*What you need to do*:
Without the pictures, restate all of the data below word for word.

*Data shown*:

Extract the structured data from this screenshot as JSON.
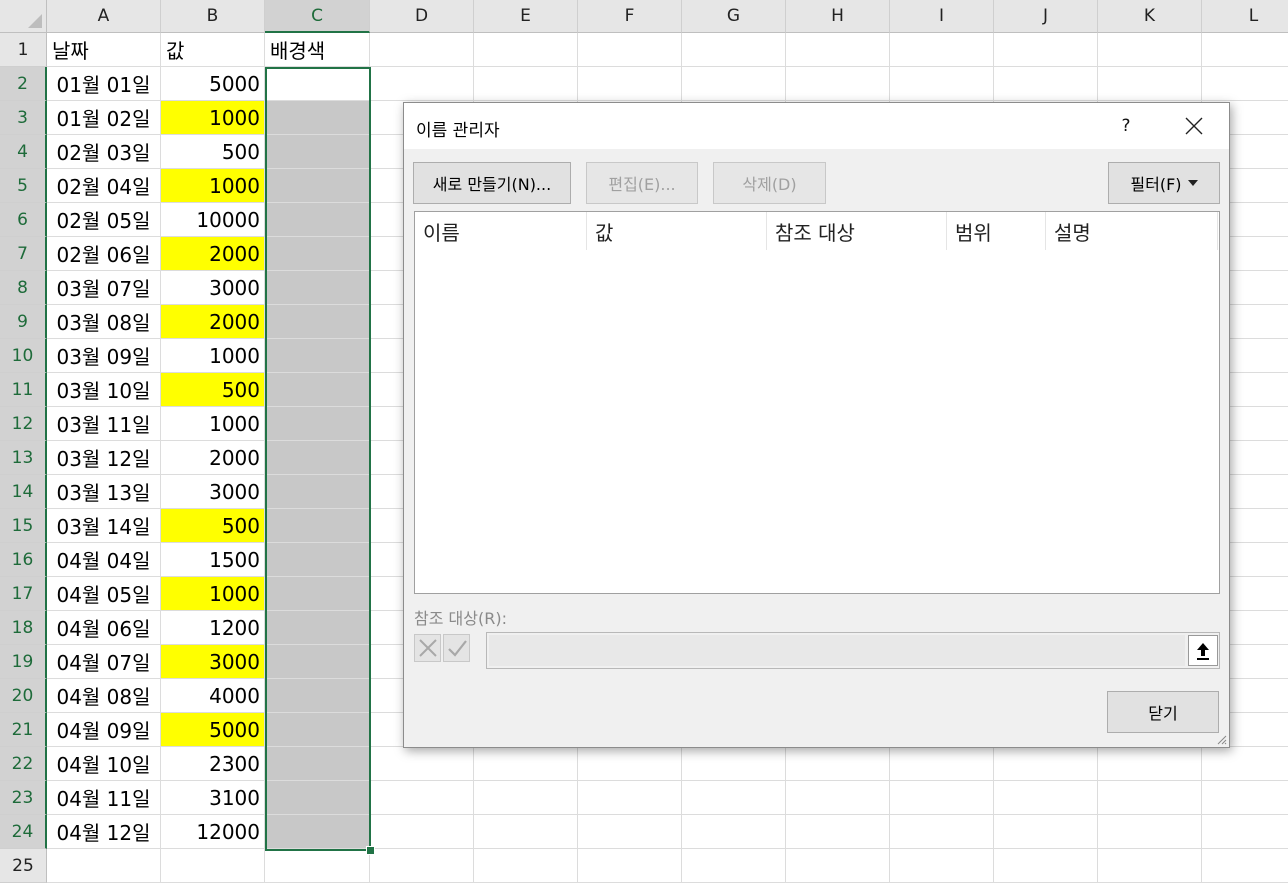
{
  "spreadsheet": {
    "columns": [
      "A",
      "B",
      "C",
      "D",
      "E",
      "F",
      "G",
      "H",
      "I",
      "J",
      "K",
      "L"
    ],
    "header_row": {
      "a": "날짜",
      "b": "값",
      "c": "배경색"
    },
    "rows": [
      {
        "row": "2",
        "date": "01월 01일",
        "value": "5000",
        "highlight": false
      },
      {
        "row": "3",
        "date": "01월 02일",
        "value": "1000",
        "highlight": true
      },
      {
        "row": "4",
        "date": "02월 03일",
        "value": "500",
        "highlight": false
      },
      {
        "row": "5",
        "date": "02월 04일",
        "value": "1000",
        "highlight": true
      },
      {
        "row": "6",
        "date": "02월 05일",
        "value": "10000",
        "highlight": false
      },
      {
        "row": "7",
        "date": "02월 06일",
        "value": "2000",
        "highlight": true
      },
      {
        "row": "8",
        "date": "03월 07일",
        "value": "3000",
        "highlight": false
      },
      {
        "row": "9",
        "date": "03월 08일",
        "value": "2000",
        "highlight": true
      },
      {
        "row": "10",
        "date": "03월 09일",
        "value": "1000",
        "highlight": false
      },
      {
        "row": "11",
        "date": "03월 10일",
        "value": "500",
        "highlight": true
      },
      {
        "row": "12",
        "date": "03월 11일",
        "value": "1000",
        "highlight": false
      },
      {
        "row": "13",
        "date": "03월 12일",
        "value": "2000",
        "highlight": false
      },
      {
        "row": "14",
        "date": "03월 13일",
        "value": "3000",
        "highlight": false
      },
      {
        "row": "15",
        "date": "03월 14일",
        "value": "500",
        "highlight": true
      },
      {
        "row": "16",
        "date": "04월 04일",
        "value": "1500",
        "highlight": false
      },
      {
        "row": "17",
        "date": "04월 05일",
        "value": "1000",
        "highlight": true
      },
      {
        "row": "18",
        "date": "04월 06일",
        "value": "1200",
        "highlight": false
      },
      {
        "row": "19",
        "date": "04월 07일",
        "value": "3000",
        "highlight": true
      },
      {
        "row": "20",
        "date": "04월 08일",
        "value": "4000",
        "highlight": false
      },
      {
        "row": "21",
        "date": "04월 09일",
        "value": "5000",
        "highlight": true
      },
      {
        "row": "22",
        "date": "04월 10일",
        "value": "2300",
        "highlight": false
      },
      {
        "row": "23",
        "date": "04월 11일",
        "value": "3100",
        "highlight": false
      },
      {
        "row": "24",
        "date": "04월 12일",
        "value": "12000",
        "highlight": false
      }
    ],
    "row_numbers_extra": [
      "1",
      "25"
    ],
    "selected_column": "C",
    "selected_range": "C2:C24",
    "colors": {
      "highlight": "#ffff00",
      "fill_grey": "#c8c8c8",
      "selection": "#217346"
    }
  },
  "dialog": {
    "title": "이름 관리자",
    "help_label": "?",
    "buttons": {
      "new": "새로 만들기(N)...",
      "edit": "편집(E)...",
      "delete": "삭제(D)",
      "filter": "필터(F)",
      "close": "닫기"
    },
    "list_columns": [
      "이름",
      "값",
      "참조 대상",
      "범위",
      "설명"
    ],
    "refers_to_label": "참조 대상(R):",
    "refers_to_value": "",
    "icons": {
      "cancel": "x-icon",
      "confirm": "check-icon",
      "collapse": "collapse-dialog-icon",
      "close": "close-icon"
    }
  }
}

*Solved exercise*:
Extract the structured data from this screenshot as JSON.
{
  "spreadsheet": {
    "columns": [
      "A",
      "B",
      "C",
      "D",
      "E",
      "F",
      "G",
      "H",
      "I",
      "J",
      "K",
      "L"
    ],
    "header_row": {
      "a": "날짜",
      "b": "값",
      "c": "배경색"
    },
    "rows": [
      {
        "row": "2",
        "date": "01월 01일",
        "value": "5000",
        "highlight": false
      },
      {
        "row": "3",
        "date": "01월 02일",
        "value": "1000",
        "highlight": true
      },
      {
        "row": "4",
        "date": "02월 03일",
        "value": "500",
        "highlight": false
      },
      {
        "row": "5",
        "date": "02월 04일",
        "value": "1000",
        "highlight": true
      },
      {
        "row": "6",
        "date": "02월 05일",
        "value": "10000",
        "highlight": false
      },
      {
        "row": "7",
        "date": "02월 06일",
        "value": "2000",
        "highlight": true
      },
      {
        "row": "8",
        "date": "03월 07일",
        "value": "3000",
        "highlight": false
      },
      {
        "row": "9",
        "date": "03월 08일",
        "value": "2000",
        "highlight": true
      },
      {
        "row": "10",
        "date": "03월 09일",
        "value": "1000",
        "highlight": false
      },
      {
        "row": "11",
        "date": "03월 10일",
        "value": "500",
        "highlight": true
      },
      {
        "row": "12",
        "date": "03월 11일",
        "value": "1000",
        "highlight": false
      },
      {
        "row": "13",
        "date": "03월 12일",
        "value": "2000",
        "highlight": false
      },
      {
        "row": "14",
        "date": "03월 13일",
        "value": "3000",
        "highlight": false
      },
      {
        "row": "15",
        "date": "03월 14일",
        "value": "500",
        "highlight": true
      },
      {
        "row": "16",
        "date": "04월 04일",
        "value": "1500",
        "highlight": false
      },
      {
        "row": "17",
        "date": "04월 05일",
        "value": "1000",
        "highlight": true
      },
      {
        "row": "18",
        "date": "04월 06일",
        "value": "1200",
        "highlight": false
      },
      {
        "row": "19",
        "date": "04월 07일",
        "value": "3000",
        "highlight": true
      },
      {
        "row": "20",
        "date": "04월 08일",
        "value": "4000",
        "highlight": false
      },
      {
        "row": "21",
        "date": "04월 09일",
        "value": "5000",
        "highlight": true
      },
      {
        "row": "22",
        "date": "04월 10일",
        "value": "2300",
        "highlight": false
      },
      {
        "row": "23",
        "date": "04월 11일",
        "value": "3100",
        "highlight": false
      },
      {
        "row": "24",
        "date": "04월 12일",
        "value": "12000",
        "highlight": false
      }
    ],
    "row_numbers_extra": [
      "1",
      "25"
    ],
    "selected_column": "C",
    "selected_range": "C2:C24",
    "colors": {
      "highlight": "#ffff00",
      "fill_grey": "#c8c8c8",
      "selection": "#217346"
    }
  },
  "dialog": {
    "title": "이름 관리자",
    "help_label": "?",
    "buttons": {
      "new": "새로 만들기(N)...",
      "edit": "편집(E)...",
      "delete": "삭제(D)",
      "filter": "필터(F)",
      "close": "닫기"
    },
    "list_columns": [
      "이름",
      "값",
      "참조 대상",
      "범위",
      "설명"
    ],
    "refers_to_label": "참조 대상(R):",
    "refers_to_value": "",
    "icons": {
      "cancel": "x-icon",
      "confirm": "check-icon",
      "collapse": "collapse-dialog-icon",
      "close": "close-icon"
    }
  }
}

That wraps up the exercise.